*Your instructions*: Match the string "time" against each line below, and copy every line that matches.

*Given information*:
——————

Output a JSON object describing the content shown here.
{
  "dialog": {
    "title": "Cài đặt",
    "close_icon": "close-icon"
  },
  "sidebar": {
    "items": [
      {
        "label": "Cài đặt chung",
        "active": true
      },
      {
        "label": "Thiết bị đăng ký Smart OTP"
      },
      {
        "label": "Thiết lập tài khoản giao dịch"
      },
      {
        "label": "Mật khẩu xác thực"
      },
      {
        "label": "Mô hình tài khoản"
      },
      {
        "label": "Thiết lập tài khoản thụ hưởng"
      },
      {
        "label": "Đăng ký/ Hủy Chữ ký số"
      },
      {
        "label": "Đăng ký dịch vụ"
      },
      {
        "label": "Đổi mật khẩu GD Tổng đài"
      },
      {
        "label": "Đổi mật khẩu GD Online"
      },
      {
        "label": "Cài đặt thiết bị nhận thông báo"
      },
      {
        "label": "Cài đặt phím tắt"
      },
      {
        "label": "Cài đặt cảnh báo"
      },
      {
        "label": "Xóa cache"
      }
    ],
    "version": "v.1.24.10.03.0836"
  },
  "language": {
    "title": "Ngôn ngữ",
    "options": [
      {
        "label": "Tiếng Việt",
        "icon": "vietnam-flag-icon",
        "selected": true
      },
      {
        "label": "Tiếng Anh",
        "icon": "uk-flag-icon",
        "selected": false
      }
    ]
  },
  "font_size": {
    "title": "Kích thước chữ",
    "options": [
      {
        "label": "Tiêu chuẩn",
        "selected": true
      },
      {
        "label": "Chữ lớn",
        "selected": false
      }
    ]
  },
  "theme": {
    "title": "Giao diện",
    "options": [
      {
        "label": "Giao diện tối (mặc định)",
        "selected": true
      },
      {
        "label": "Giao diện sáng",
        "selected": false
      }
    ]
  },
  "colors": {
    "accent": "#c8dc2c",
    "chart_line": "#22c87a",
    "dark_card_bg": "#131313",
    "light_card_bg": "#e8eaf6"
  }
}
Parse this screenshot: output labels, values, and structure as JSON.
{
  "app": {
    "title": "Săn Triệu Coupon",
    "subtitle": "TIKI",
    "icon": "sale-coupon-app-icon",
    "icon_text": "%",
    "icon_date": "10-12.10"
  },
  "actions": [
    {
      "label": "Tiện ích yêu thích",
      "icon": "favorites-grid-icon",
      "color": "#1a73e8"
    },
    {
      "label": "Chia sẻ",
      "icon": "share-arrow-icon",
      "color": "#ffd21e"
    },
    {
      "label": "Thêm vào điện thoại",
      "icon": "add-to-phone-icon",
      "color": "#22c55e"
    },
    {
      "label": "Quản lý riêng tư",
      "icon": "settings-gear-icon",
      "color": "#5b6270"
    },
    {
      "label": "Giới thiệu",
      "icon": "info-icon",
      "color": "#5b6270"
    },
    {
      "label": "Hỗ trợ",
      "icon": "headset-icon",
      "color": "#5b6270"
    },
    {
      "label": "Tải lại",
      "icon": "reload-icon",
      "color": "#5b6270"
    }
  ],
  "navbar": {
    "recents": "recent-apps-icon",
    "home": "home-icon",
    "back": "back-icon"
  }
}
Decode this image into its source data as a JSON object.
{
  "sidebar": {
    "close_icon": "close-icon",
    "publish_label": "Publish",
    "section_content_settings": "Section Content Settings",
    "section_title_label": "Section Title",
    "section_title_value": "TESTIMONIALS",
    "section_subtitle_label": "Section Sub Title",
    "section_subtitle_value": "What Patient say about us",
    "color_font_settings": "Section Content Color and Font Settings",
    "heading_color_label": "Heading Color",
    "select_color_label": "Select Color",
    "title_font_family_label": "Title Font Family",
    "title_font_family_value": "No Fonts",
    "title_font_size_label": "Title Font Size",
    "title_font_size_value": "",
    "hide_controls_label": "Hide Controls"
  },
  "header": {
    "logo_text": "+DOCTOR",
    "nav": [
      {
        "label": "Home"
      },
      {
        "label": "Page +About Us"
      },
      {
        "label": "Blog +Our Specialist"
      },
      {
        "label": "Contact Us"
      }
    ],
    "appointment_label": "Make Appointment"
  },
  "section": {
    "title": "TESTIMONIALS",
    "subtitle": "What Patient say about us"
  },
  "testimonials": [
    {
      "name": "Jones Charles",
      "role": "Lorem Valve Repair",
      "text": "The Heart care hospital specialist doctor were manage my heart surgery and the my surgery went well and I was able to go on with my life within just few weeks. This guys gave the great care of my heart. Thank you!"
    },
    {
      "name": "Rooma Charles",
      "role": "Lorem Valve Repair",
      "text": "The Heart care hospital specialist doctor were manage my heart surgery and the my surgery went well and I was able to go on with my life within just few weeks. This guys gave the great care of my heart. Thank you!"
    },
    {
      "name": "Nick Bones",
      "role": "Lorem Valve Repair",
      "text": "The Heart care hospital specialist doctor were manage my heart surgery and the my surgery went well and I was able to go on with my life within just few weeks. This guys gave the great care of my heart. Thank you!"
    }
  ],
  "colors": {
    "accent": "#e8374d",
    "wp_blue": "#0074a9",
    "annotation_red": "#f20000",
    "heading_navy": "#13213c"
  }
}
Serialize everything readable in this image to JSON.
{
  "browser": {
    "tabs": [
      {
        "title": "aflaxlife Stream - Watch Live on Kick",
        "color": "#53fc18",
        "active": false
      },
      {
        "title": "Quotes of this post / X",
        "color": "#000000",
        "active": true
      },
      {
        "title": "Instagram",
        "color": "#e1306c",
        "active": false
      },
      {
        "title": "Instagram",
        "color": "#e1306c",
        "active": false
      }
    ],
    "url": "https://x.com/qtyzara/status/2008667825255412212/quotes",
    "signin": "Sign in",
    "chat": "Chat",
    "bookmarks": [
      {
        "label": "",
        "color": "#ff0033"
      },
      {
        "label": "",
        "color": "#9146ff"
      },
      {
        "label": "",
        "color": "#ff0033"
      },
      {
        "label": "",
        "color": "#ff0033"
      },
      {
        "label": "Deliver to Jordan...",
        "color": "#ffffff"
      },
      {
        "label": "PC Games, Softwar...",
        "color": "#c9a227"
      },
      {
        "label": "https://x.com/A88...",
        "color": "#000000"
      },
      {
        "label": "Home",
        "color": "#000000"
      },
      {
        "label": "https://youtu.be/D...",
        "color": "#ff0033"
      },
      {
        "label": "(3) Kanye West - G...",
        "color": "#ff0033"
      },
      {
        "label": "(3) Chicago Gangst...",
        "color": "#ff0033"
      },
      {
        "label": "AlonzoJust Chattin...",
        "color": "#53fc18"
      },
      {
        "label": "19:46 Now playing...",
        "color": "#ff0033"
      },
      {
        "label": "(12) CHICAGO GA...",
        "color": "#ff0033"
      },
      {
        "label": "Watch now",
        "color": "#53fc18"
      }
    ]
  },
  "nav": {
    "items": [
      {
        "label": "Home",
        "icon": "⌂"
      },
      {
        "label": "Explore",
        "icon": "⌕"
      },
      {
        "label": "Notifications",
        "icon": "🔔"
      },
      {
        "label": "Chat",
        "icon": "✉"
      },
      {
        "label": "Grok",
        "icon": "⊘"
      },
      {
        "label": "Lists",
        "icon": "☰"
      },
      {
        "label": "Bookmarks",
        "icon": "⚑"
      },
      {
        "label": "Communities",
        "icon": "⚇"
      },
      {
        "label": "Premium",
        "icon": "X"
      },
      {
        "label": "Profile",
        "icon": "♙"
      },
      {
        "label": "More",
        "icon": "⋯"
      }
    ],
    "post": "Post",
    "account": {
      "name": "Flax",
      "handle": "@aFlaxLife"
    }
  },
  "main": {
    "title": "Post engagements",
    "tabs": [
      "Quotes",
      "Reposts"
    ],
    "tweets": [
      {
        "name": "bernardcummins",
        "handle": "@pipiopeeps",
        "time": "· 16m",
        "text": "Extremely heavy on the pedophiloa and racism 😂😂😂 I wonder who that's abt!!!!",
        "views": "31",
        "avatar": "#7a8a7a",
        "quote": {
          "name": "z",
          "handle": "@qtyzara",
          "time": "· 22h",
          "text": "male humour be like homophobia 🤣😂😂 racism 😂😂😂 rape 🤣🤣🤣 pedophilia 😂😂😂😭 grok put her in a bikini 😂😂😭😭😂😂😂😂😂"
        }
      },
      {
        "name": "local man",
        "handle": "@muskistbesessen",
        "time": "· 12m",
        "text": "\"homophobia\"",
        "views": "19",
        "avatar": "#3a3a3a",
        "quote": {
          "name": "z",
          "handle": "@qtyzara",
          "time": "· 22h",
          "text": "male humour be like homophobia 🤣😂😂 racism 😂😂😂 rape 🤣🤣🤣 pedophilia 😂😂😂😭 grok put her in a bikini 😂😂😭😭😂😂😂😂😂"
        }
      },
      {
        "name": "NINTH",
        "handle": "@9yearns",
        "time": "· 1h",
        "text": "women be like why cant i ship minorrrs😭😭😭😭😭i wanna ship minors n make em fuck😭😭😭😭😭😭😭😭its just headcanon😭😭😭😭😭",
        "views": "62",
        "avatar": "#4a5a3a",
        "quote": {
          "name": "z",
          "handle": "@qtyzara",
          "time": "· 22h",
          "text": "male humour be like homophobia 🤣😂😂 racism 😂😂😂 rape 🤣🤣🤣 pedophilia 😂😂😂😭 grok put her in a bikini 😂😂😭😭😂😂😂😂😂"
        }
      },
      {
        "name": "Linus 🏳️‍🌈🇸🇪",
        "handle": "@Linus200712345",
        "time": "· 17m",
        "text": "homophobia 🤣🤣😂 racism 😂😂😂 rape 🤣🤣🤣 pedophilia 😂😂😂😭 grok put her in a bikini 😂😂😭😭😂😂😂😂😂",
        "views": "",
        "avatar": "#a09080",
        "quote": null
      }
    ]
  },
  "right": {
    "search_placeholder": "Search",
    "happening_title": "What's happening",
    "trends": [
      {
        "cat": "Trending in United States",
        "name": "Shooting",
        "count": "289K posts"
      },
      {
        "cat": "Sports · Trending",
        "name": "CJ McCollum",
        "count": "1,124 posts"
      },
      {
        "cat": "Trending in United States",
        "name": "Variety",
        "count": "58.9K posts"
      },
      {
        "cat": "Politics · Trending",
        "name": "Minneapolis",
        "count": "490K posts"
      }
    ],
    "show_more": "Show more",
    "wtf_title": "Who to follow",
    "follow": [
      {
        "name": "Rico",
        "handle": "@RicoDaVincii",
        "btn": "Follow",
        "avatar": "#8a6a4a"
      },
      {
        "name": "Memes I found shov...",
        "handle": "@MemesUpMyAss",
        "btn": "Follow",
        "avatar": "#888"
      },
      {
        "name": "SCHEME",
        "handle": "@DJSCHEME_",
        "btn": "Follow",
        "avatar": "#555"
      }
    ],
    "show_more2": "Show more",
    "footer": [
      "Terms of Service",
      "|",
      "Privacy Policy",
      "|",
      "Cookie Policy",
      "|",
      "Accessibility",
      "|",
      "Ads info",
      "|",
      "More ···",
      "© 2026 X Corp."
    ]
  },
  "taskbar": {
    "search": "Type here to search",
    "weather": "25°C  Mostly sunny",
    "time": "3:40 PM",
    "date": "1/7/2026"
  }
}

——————

*Reply to the task*:
        "time": "· 16m",
          "time": "· 22h",
        "time": "· 12m",
          "time": "· 22h",
        "time": "· 1h",
          "time": "· 22h",
        "time": "· 17m",
    "time": "3:40 PM",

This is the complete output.